THE MILLENIAL: THE FUTURE OF
THE TOURISM INDUSTRY

Ms. Neeta Lachmandas

Assistant Chief Executive, Singapore Tourism Board

It doesn't come as a surprise that Singapore contributes to this Asian tourism boom. Singapore's travel and tourism industry is quickly becoming one of the country's most influential economic drivers and experienced unprecedented growth in the past decade. It now accounts for more than four per cent of Singapore's nominal gross domestic product. In 2013, Tourism Receipts came in at S$23.5 billion, a 2 per cent year-on-year increase, while International Visitor Arrivals grew 7 per cent to 15.6 million.

As promising as these developments sound, the significant growth has led to a manpower crunch. 60% of tourism employers in Singapore said they face difficulty finding suitable manpower. While job opportunities within the tourism industry are phenomenal, we are competing with other sectors for talent.

The key solution to fully leverage the growth of the tourism industry in Asia while solving the problem of manpower shortage lies within the millennial.

There are 1 billion millennial who account for almost 35 per cent of the $600 billion that Asians spend on international travel. As we look at consumption patterns, the reality is that the millennial traveller is going to consume their travel experience differently from most. They are educated consumers that conduct extensive research before making purchases and are looking for a travel experience that is unique and shareable across social media platforms.

In order to cater to this group of travellers and to remain relevant to them, it is crucial that the industry attracts and supports fresh millennial talent that fully understands the needs of these rising millennial travellers.

PROFESSIONALISING THE TOURISM INDUSTRY
AND THE MEETING NEEDS OF NEW TALENT

Janet Tan-Collis

President, SACEOS (Singapore Association of Convention and Exhibition Organisers and Suppliers) and Chief Executive Officer, East West Planners

To attract talent, the industry needs to offer professional training courses that are internationally-recognised.

The hotel industry has paved the way in attracting young talent, but the MICE industry has some catching up to do. SACEOS has from the onset tried and succeeded in meeting the needs of fresh talent that has expressed interest to join the industry. The industry will only be successful in attracting new talent if it provides professional development opportunities and makes the MICE management programmes more accessible to those who are about to join the industry. Eight million jobs await the young people in the industry. With the right training, this can be the opportunity of a lifetime for many young talents looking for jobs.

SACEOS offers professional courses such as The Certified Exhibition Management (CEM), Professional Conference Management (PCM) and Professional Exhibition Management (PEM) that meet the global standards of professionalism in the tourism industry. From there, it is in the hands of the next generation as they decide where they can make the change.

CREATING A SUPPORTIVE
WORKING ENVIRONMENT

Marc Dardenne

Chief Executive Officer, Patina Hotels and Resorts

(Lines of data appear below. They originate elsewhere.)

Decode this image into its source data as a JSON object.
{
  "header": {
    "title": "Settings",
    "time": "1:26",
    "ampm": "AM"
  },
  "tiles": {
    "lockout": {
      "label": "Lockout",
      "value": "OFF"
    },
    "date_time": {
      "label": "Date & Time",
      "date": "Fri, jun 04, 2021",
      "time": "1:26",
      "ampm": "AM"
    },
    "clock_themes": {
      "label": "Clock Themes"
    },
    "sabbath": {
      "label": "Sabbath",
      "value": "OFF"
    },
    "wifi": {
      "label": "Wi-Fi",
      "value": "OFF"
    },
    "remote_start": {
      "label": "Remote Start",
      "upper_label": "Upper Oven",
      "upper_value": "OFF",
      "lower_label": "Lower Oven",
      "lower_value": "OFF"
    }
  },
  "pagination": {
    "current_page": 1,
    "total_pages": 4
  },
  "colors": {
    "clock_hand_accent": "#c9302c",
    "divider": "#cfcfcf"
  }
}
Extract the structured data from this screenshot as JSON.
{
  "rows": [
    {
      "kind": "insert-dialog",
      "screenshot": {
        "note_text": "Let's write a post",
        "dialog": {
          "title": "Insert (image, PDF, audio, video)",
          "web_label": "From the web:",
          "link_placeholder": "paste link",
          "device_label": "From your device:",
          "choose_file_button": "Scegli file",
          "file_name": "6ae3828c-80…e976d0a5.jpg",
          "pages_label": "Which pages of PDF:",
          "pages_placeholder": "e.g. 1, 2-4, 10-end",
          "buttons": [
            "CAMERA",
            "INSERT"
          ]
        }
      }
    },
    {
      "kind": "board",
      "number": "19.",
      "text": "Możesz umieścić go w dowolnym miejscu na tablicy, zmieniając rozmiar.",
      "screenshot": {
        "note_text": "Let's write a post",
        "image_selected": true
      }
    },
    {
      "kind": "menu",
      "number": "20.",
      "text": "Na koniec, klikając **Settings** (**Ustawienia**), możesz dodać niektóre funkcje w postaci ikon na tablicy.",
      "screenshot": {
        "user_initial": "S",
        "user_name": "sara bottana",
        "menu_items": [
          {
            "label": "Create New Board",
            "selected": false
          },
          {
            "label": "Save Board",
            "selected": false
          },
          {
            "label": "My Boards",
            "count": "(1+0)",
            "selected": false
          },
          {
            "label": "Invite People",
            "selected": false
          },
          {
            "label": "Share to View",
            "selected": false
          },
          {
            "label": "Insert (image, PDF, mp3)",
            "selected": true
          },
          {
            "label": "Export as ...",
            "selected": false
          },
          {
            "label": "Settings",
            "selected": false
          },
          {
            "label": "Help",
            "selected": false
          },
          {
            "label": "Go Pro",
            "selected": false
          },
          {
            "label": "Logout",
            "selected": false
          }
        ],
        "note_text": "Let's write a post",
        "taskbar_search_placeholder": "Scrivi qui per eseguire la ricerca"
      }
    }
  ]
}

Veteran industry leaders need to change their current mindsets by rethinking the way they operate to attract younger employees. They need to place themselves in the younger generation's shoes and "break" the old system that has been in place for many years.

Employers should focus on the positives, rather than the negatives, of the industry to attract talent. We should start afresh so that there are no legacy issues that may lead to potential pitfalls.

Middle managers play a significant role in achieving this change as they have the power to improve the approach to new talent. They can shape a more supportive and engaging working environment but in order to do this, they have to get out of their comfort zone and be exposed to experiences outside their home countries. This will help them gain international experience and understand different customers. Only by going through challenging situations can they cultivate an open mind.

MIDDLE MANAGEMENT’S CHANGING
ROLE IN THE TOURISM INDUSTRY

Margaret Heng

Executive Director, SHA (Singapore Hotel Association) and Chief Executive Officer, SHATEC (Singapore Hotel and Tourism Education Centre)

Middle managers play an important role in creating an environment that encourages retention. In addition to overseeing the operations of the hotel, increasingly middle managers will have to listen and engage an inter-generational workforce to understand their different needs. To do this, middle managers must have the necessary knowledge, skills and experience to manage the dynamics and diversity of the workplace in order to keep employees happy and motivated. In this sense, the strongest link within the organisation to retain talent is the middle management.

Given the tight labour market, the role of middle managers in talent retention has become even more critical than ever before. Therefore, it will be prudent for hotels to ensure that the capabilities of their middle managers are further enhanced through training and development workshops.

Overall, the industry as a whole needs to step out. As part of these efforts, successful stories of students who have graduated from SHATEC and other hospitality institutions should be shared. Hence, for a couple of years running, the Singapore Hotel Association has been profiling SHATEC graduates in a Spotlight series in its SHA Update newsletter, to showcase an exciting and vibrant industry.

Furthermore, focusing on positive aspects of the industry such as opportunities to travel to sister properties will bode well in attracting and retaining young talent. So if you are fun loving and enjoy interacting with people, the hospitality industry is for you.

INNOVATION KEY TO ATTRACT TALENT

PARTNERS: